**INSTRUCTIONS FOR THE TASK**
Copy out every line of the data where the word "this" is found.

**RECORDS SHOWN**

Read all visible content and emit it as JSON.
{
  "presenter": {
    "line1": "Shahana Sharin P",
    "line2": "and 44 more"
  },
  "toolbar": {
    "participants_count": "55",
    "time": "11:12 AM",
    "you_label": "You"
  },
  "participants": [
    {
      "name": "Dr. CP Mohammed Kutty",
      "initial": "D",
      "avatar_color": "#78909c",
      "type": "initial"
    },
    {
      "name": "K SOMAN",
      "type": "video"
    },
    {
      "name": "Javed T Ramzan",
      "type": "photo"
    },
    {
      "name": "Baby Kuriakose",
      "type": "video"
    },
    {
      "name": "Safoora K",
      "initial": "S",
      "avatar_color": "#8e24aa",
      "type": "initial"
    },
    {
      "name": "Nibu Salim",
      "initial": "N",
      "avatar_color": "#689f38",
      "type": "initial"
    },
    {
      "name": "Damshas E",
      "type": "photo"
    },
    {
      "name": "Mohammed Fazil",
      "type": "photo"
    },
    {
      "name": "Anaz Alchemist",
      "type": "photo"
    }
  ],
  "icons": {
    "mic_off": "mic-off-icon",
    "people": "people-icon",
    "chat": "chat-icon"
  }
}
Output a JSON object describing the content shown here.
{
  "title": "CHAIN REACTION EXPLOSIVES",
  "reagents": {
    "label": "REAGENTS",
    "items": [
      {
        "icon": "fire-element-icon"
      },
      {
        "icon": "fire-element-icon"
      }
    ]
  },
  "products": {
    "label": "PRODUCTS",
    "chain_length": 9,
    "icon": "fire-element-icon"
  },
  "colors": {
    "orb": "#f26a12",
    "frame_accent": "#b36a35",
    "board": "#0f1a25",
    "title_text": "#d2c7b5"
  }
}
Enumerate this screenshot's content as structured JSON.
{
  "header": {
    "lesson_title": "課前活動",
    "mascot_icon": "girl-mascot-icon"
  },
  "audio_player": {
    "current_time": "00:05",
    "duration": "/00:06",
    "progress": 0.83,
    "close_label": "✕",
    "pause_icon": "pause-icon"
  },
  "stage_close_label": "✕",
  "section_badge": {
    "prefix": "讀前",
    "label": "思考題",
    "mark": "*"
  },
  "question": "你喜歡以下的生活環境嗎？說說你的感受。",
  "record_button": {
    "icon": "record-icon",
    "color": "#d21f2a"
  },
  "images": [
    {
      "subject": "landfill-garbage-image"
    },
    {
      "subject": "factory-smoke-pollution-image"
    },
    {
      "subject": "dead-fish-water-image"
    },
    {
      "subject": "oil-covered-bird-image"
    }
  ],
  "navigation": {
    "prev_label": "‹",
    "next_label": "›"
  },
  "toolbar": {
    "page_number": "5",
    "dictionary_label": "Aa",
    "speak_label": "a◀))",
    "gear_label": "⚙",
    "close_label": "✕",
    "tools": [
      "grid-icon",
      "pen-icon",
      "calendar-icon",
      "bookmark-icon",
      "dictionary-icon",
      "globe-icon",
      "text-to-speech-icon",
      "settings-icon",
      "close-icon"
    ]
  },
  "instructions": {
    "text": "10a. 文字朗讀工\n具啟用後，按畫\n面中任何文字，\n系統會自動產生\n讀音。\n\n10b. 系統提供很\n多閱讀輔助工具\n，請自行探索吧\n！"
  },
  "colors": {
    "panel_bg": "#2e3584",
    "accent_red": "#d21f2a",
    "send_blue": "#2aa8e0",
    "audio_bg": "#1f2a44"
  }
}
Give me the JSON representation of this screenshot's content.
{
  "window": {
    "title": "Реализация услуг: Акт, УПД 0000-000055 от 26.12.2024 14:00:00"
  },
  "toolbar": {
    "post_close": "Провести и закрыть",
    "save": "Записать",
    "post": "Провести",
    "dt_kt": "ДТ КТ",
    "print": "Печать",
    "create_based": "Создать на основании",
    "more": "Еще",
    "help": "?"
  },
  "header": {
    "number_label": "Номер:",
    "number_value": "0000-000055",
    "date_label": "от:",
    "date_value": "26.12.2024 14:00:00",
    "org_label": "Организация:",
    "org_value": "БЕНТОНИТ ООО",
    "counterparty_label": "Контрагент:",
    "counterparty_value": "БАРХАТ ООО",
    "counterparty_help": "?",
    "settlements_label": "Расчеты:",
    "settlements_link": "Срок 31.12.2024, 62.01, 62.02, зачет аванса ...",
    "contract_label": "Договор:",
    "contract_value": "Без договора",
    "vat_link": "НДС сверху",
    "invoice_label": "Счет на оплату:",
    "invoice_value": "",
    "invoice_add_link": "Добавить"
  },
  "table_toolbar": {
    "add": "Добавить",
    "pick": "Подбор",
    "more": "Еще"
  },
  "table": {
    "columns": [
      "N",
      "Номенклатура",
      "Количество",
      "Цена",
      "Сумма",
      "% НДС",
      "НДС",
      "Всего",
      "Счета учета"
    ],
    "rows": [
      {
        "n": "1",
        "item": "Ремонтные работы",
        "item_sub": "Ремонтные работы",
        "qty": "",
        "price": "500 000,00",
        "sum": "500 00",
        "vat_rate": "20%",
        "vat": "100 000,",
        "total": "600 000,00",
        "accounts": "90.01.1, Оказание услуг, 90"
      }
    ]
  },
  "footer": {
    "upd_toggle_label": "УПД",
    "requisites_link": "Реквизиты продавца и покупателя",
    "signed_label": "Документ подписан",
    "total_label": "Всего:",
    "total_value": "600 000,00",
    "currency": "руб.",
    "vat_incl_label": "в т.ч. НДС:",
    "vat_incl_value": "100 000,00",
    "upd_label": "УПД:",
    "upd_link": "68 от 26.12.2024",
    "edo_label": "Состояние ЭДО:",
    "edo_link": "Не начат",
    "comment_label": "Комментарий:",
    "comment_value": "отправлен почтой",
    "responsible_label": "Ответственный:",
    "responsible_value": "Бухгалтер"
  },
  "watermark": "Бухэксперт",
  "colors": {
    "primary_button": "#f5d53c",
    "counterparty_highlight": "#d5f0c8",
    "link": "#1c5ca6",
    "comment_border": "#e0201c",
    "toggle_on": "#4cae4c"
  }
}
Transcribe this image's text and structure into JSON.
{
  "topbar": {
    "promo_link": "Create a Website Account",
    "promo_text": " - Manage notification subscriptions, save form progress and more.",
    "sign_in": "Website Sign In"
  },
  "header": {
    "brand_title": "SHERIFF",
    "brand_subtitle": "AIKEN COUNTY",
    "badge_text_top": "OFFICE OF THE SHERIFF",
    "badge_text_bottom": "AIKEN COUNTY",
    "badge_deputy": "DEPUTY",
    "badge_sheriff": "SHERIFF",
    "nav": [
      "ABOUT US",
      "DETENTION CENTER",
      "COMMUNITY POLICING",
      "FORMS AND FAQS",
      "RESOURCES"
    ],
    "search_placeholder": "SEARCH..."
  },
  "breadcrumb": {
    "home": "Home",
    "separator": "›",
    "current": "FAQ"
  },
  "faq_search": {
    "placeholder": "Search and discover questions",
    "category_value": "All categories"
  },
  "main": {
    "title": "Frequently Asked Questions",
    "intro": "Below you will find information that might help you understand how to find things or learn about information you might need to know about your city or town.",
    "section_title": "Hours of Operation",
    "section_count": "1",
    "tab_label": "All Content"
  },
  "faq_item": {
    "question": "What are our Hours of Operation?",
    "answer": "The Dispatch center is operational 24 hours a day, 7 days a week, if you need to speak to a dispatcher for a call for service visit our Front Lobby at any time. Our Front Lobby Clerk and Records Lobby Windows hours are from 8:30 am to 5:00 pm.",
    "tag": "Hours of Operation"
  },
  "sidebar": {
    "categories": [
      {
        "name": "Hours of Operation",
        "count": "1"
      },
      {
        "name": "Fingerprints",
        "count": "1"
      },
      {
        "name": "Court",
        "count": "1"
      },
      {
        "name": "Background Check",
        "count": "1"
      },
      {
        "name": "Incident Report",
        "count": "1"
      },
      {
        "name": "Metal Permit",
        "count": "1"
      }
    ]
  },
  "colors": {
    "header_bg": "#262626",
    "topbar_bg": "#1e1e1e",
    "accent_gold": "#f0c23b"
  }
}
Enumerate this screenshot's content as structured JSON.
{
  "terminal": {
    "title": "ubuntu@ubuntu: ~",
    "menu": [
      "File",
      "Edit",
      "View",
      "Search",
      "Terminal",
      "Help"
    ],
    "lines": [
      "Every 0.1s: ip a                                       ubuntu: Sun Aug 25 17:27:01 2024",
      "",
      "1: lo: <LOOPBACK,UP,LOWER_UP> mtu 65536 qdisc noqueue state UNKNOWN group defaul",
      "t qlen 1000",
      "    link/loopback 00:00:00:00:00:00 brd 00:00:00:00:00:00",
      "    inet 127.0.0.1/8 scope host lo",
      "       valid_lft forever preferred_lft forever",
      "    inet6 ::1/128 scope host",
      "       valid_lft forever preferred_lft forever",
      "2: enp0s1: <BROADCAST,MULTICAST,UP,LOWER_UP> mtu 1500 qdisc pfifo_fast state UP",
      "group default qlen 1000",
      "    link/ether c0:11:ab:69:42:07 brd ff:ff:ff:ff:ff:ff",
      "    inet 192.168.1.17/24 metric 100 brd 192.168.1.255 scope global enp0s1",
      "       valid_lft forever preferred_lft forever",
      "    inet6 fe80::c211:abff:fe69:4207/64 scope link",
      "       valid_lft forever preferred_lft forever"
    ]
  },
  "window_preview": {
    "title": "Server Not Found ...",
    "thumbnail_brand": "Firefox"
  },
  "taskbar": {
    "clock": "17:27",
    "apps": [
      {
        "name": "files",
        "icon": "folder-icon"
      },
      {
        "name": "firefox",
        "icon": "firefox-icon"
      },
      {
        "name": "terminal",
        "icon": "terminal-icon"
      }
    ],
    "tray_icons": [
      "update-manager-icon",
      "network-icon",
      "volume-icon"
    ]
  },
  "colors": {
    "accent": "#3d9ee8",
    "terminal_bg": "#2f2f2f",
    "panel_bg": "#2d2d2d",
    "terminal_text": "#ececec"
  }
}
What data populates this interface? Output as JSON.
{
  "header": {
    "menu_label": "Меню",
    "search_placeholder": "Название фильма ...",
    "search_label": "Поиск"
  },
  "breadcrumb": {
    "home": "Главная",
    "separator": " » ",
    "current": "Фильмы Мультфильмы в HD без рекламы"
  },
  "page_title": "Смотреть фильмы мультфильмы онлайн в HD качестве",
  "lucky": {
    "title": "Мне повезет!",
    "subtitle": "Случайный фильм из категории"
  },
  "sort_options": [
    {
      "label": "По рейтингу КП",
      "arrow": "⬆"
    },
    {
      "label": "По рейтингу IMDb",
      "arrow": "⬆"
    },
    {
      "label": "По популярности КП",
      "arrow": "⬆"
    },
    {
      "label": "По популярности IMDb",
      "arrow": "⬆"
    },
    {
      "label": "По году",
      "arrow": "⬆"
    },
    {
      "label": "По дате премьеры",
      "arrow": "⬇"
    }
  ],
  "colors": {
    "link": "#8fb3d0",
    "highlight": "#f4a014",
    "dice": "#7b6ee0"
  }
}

**SOLUTION**
Enumerate this screenshot's content as structured JSON.
Give me the JSON representation of this screenshot's content.
Transcribe this image's text and structure into JSON.
Enumerate this screenshot's content as structured JSON.
What data populates this interface? Output as JSON.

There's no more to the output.